The Era of Slow Selling
Given the sorry state of customer service today, several new companies are eliminating high-pressure sales practices and creating tools that shift the burden of satisfaction over to the buyer. The best way to prevent buyer's remorse, the thinking goes, is to let customers control the sales process to the point where they create their own contentment. Is this more open, deliberate style of selling making people happier? Here are few new businesses that believe that pleasing customers is a two-way street.

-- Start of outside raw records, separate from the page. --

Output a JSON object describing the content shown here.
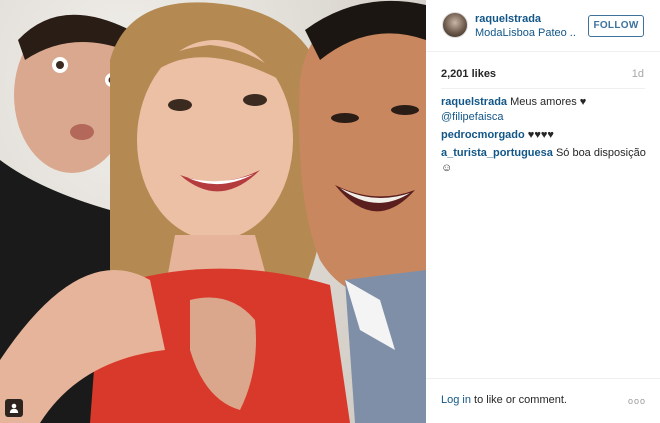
{
  "post": {
    "username": "raquelstrada",
    "location": "ModaLisboa Pateo ...",
    "follow_label": "FOLLOW",
    "likes": "2,201 likes",
    "time": "1d"
  },
  "comments": [
    {
      "user": "raquelstrada",
      "text": "Meus amores ♥",
      "mention": "@filipefaisca"
    },
    {
      "user": "pedrocmorgado",
      "text": "♥♥♥♥",
      "mention": ""
    },
    {
      "user": "a_turista_portuguesa",
      "text": "Só boa disposição ☺",
      "mention": ""
    }
  ],
  "footer": {
    "login_link": "Log in",
    "login_rest": " to like or comment.",
    "more_glyph": "ooo"
  },
  "colors": {
    "link": "#125688",
    "follow": "#3f729b",
    "muted": "#a5a7aa"
  }
}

Warby Parker is built on an insight that eyeglasses are a distressed purchase. The eye chart is the easy part, but the vanity test is where the stress begins. Think about it: You stand in front of a mirror in the presence of a salesperson while choosing an expensive object that will be perched square on your nose for years to come. It's a Seinfeld skit played out at the mall.
But Warby Parker is kind of like Lenscrafters meets Netflix. Simply upload your photo to their website and you can virtually try on every style of frame. Still can't decide? The company will mail samples to you. Started by Wharton students Neil Blumenthal, Andy Hunt, Jeffrey Raider and David Gilboa, the company strives to make every aspect of the experience is relaxed and unhurried. Instead of pressuring you, they're betting you'll be a more satisfied customer if you get to make a buying decision in your own sweet time.
Warby seems to get that purchase funnels are now petri dishes. Try as marketers may, customers can't be leaf-blown into a pile of profit without some blowback. Instead, CRM is more like a pleasant waiting room at a spa, where time, tools and information are lavished on thankful customers. In an era when sales forces are judged on metrics such as maximizing revenue and shortening the sales cycle, this philosophy may seem counterintuitive. But in the 'slow sales' model the margin is built into the relationship. Since Warby Parker charges about $95 for a pair of glasses, the company's profitability (presumably) falls with the length of time it takes to convert a sale—but only unless other costs, such as customer returns, complaints, and most importantly, churn, are reduced. Despite these obstacles, Warby Parker has been profitable from its first year.
WeGoLook.com asks its customers to bear an even greater load. Let's say there's a designer purse on eBay for $20, but you're afraid that deal might be too good to be true. Rather than rely on the seller to ensure the authenticity and quality of the product, you pay WeGoLook.com $49 to provide independent confirmation that the item meets all the seller's claims. The website employs 7,000 inspectors who can travel anywhere in the U.S. to inspect any item ranging from a pair of shoes to a rental vacation house. The sales process pauses to become an audit, while the responsibility for ensuring product integrity shifts from seller to buyer. Savvy Internet shoppers everywhere can rejoice.
At SquareTrade.com, you can purchase warranties for consumer electronics and appliances at a 40 percent discount over the retailer's option. Instead of fixed plans, you are given a quote based on your strategy for protecting your purchase. And even if your gadget breaks off warranty, turn to iFixit and join their 'global repair community' of people who 'crowd fix' consumer electronics with support and instruction from others.
Elsewhere, the "Kaplan Commitment" program ensures students make an informed decision before paying for school. Kaplan allows students to enroll in classes for over a month and determine if courses are the right fit and meet their needs before making any financial commitment. Students feel less pressure and Kaplan has more stability and predictability in its student base.
The 'slow sales' movement is betting there are intelligent, deliberate customers that prefer 'do-it-your self' service. Granted, getting them to cash register may take longer. But this croc pot technique empowers your customers to contemplate, choose, and commit. The technique is designed to alleviate the extra costs of post-purchase dissonance from returns, customer service time, negative feedback, and customer churn.
The lifetime value of a customer is then defined not by how much he or she buys, but how strongly he or she attaches to and defends a brand choice. And for the Web savvy shopper, this more perfect alignment of information means the responsibility is now yours to be satisfied. As the Warby Parker brand experience demonstrates, if you treat your customer with patience and hand over to them the reigns of the sales process, they'll often take care of the rest.